However incredibly, even now, in the last heaves of their withering marriage, he and the Princess kept on dozing together. The fascination between them was excessively solid, making it impossible to be denied, and sexually he ruled her.

Tony would cross the lavatory that lay between their rooms at that point, in Margaret’s words (to three of the women in-holding up to whom she was nearest): ‘He would hurl open my room entryway, remain there with no garments on and after that — well, what might I be able to do?’

He was, she said later, so mind blowing that she could just assent. In any case, Lucy’s imperceptible nearness in their lives was a steady harmed to Margaret, who disapproved of that Tony was infatuated with another person.

She would allude to Lucy as ‘the thing’, and would state with substantial signifying: ‘Ugh — he’s working once more.’ Her view was: ‘If that is the thing that he needs after me — well, truly!’

In any case, what might accelerate the last fall was not Tony’s additional conjugal movement, but rather Margaret’s.
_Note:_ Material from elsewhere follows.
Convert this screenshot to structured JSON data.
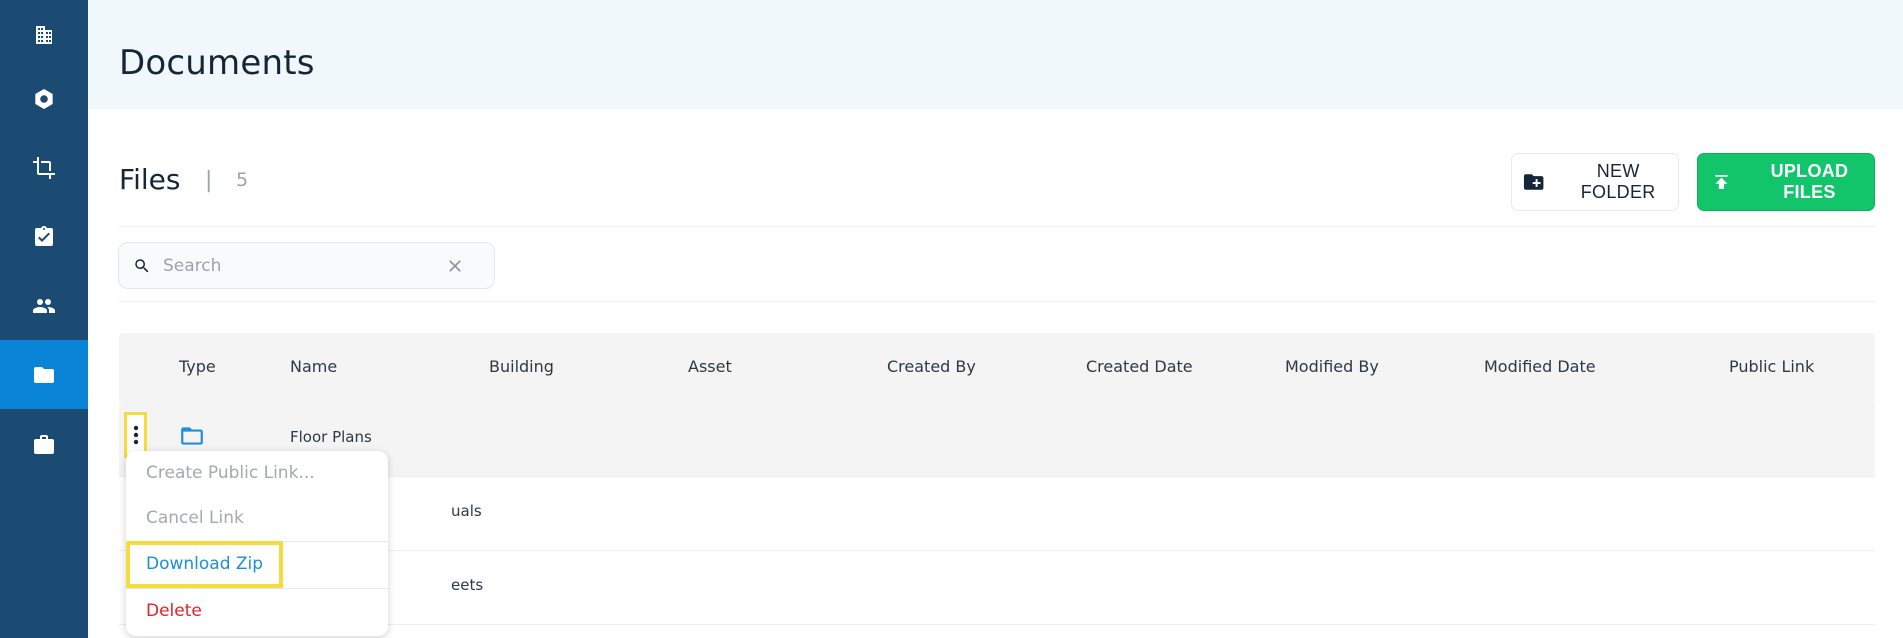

All of a sudden, she had another man. His name was Roddy Llewellyn and, matured 25, he was 18 years more youthful than her and an impossible Lothario for an accomplished Princess. He was working at the School of Messengers and doing some cultivating as an afterthought, yet contrasted and the profession disapproved of Tony, he was somewhat of a stray.

Everybody saw how exceptionally like Tony he was in appearance. In character, be that as it may, they were posts separated. Roddy was attentive, kind and frequently discouraged; however, on frame, he was to a great degree interesting.
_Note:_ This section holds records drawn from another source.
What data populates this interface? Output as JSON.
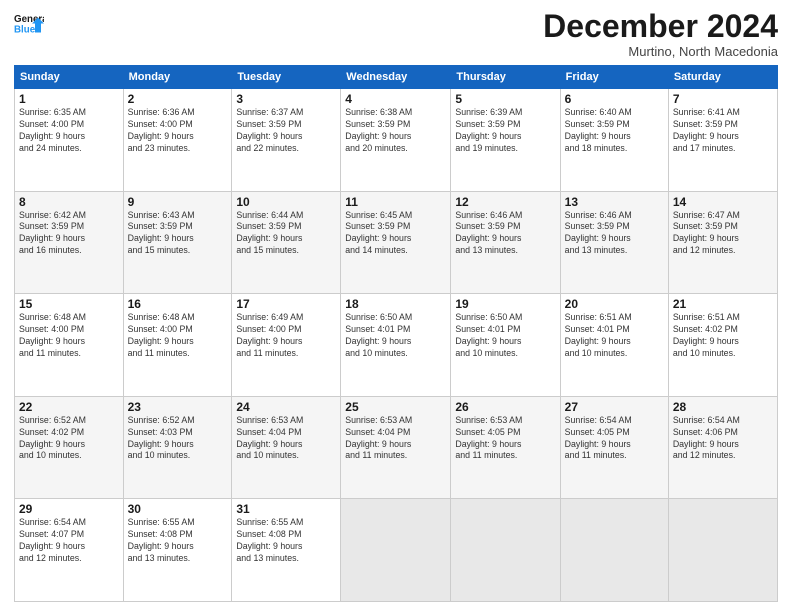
{
  "header": {
    "logo_line1": "General",
    "logo_line2": "Blue",
    "month": "December 2024",
    "location": "Murtino, North Macedonia"
  },
  "weekdays": [
    "Sunday",
    "Monday",
    "Tuesday",
    "Wednesday",
    "Thursday",
    "Friday",
    "Saturday"
  ],
  "weeks": [
    [
      {
        "day": "1",
        "info": "Sunrise: 6:35 AM\nSunset: 4:00 PM\nDaylight: 9 hours\nand 24 minutes."
      },
      {
        "day": "2",
        "info": "Sunrise: 6:36 AM\nSunset: 4:00 PM\nDaylight: 9 hours\nand 23 minutes."
      },
      {
        "day": "3",
        "info": "Sunrise: 6:37 AM\nSunset: 3:59 PM\nDaylight: 9 hours\nand 22 minutes."
      },
      {
        "day": "4",
        "info": "Sunrise: 6:38 AM\nSunset: 3:59 PM\nDaylight: 9 hours\nand 20 minutes."
      },
      {
        "day": "5",
        "info": "Sunrise: 6:39 AM\nSunset: 3:59 PM\nDaylight: 9 hours\nand 19 minutes."
      },
      {
        "day": "6",
        "info": "Sunrise: 6:40 AM\nSunset: 3:59 PM\nDaylight: 9 hours\nand 18 minutes."
      },
      {
        "day": "7",
        "info": "Sunrise: 6:41 AM\nSunset: 3:59 PM\nDaylight: 9 hours\nand 17 minutes."
      }
    ],
    [
      {
        "day": "8",
        "info": "Sunrise: 6:42 AM\nSunset: 3:59 PM\nDaylight: 9 hours\nand 16 minutes."
      },
      {
        "day": "9",
        "info": "Sunrise: 6:43 AM\nSunset: 3:59 PM\nDaylight: 9 hours\nand 15 minutes."
      },
      {
        "day": "10",
        "info": "Sunrise: 6:44 AM\nSunset: 3:59 PM\nDaylight: 9 hours\nand 15 minutes."
      },
      {
        "day": "11",
        "info": "Sunrise: 6:45 AM\nSunset: 3:59 PM\nDaylight: 9 hours\nand 14 minutes."
      },
      {
        "day": "12",
        "info": "Sunrise: 6:46 AM\nSunset: 3:59 PM\nDaylight: 9 hours\nand 13 minutes."
      },
      {
        "day": "13",
        "info": "Sunrise: 6:46 AM\nSunset: 3:59 PM\nDaylight: 9 hours\nand 13 minutes."
      },
      {
        "day": "14",
        "info": "Sunrise: 6:47 AM\nSunset: 3:59 PM\nDaylight: 9 hours\nand 12 minutes."
      }
    ],
    [
      {
        "day": "15",
        "info": "Sunrise: 6:48 AM\nSunset: 4:00 PM\nDaylight: 9 hours\nand 11 minutes."
      },
      {
        "day": "16",
        "info": "Sunrise: 6:48 AM\nSunset: 4:00 PM\nDaylight: 9 hours\nand 11 minutes."
      },
      {
        "day": "17",
        "info": "Sunrise: 6:49 AM\nSunset: 4:00 PM\nDaylight: 9 hours\nand 11 minutes."
      },
      {
        "day": "18",
        "info": "Sunrise: 6:50 AM\nSunset: 4:01 PM\nDaylight: 9 hours\nand 10 minutes."
      },
      {
        "day": "19",
        "info": "Sunrise: 6:50 AM\nSunset: 4:01 PM\nDaylight: 9 hours\nand 10 minutes."
      },
      {
        "day": "20",
        "info": "Sunrise: 6:51 AM\nSunset: 4:01 PM\nDaylight: 9 hours\nand 10 minutes."
      },
      {
        "day": "21",
        "info": "Sunrise: 6:51 AM\nSunset: 4:02 PM\nDaylight: 9 hours\nand 10 minutes."
      }
    ],
    [
      {
        "day": "22",
        "info": "Sunrise: 6:52 AM\nSunset: 4:02 PM\nDaylight: 9 hours\nand 10 minutes."
      },
      {
        "day": "23",
        "info": "Sunrise: 6:52 AM\nSunset: 4:03 PM\nDaylight: 9 hours\nand 10 minutes."
      },
      {
        "day": "24",
        "info": "Sunrise: 6:53 AM\nSunset: 4:04 PM\nDaylight: 9 hours\nand 10 minutes."
      },
      {
        "day": "25",
        "info": "Sunrise: 6:53 AM\nSunset: 4:04 PM\nDaylight: 9 hours\nand 11 minutes."
      },
      {
        "day": "26",
        "info": "Sunrise: 6:53 AM\nSunset: 4:05 PM\nDaylight: 9 hours\nand 11 minutes."
      },
      {
        "day": "27",
        "info": "Sunrise: 6:54 AM\nSunset: 4:05 PM\nDaylight: 9 hours\nand 11 minutes."
      },
      {
        "day": "28",
        "info": "Sunrise: 6:54 AM\nSunset: 4:06 PM\nDaylight: 9 hours\nand 12 minutes."
      }
    ],
    [
      {
        "day": "29",
        "info": "Sunrise: 6:54 AM\nSunset: 4:07 PM\nDaylight: 9 hours\nand 12 minutes."
      },
      {
        "day": "30",
        "info": "Sunrise: 6:55 AM\nSunset: 4:08 PM\nDaylight: 9 hours\nand 13 minutes."
      },
      {
        "day": "31",
        "info": "Sunrise: 6:55 AM\nSunset: 4:08 PM\nDaylight: 9 hours\nand 13 minutes."
      },
      {
        "day": "",
        "info": ""
      },
      {
        "day": "",
        "info": ""
      },
      {
        "day": "",
        "info": ""
      },
      {
        "day": "",
        "info": ""
      }
    ]
  ]
}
He was captivated by this complex, curvy lady, so entertaining thus simple to converse with, who made it plain how pulled in she was to him. He was seriously thankful to her.

For Margaret, it was an instance of experiencing passionate feelings for once more. Her solace eating ceased and she shed pounds. Her staff saw that at whatever point Roddy came round to Kensington Royal residence she was in a glad mind-set. Far from him, she regularly sobbed.

In spite of the fact that the tame Roddy did not appear the kind of opponent to motivate destructive aversion in even the most envious of spouses, he was to end up noticeably a noteworthy “detest” figure in Tony’s life.

What destroyed him was that, not at all like Margaret’s past treacheries, which more often than not kept going just half a month, this was no passing extravagant.

He could see that she truly loved her vigorous youthful admirer, and for most likely the main time in his marriage he felt undermined.

Roddy had a cellar level in Fulham, West London, which the Princess helped him outfit. What they didn’t understand at first was that Tony’s companion Sway Belton lived only a couple of entryways away, and Tony would diminish his injured pride by making unkind comments from Belton’s gallery as loud as possible.

‘What an impossible to miss plant down there,’ he would state, sufficiently boisterous to be listened. ‘Who on earth could have purchased such obscene plant pots?’ On nights when he saw Margaret’s Moves Royce stopped outside Roddy’s level, he would square it in by twofold stopping his Aston Martin.

Needing space to be with her sweetheart, the Princess solicited Tony to move out from Kensington Royal residence. Indignantly, he declined — it was, all things considered, his home, as well, and, to some extent, his place of business. Also, he most unquestionably did not need Roddy traveling every which way however he wanted.

‘Advise your companion to keep out of my home,’ he yelled at her.

His hatred of Roddy kept on irritating, regardless of his own undertaking with Lucy and the hurt it was causing the Princess. Tony’s perspective of the world remained undauntedly egotistical.

For the dubious Roddy, the approaching nearness of his partner’s significant other was more than he could deal with. He was battling with the issue.

He had never had such an involved acquaintance with a lady some time recently, and now he was included with one who was wealthier and more seasoned than he was, as well as who had a requesting, exceptional and possessive pe

Leave a Reply

Your email address will not be published. Required fields are marked *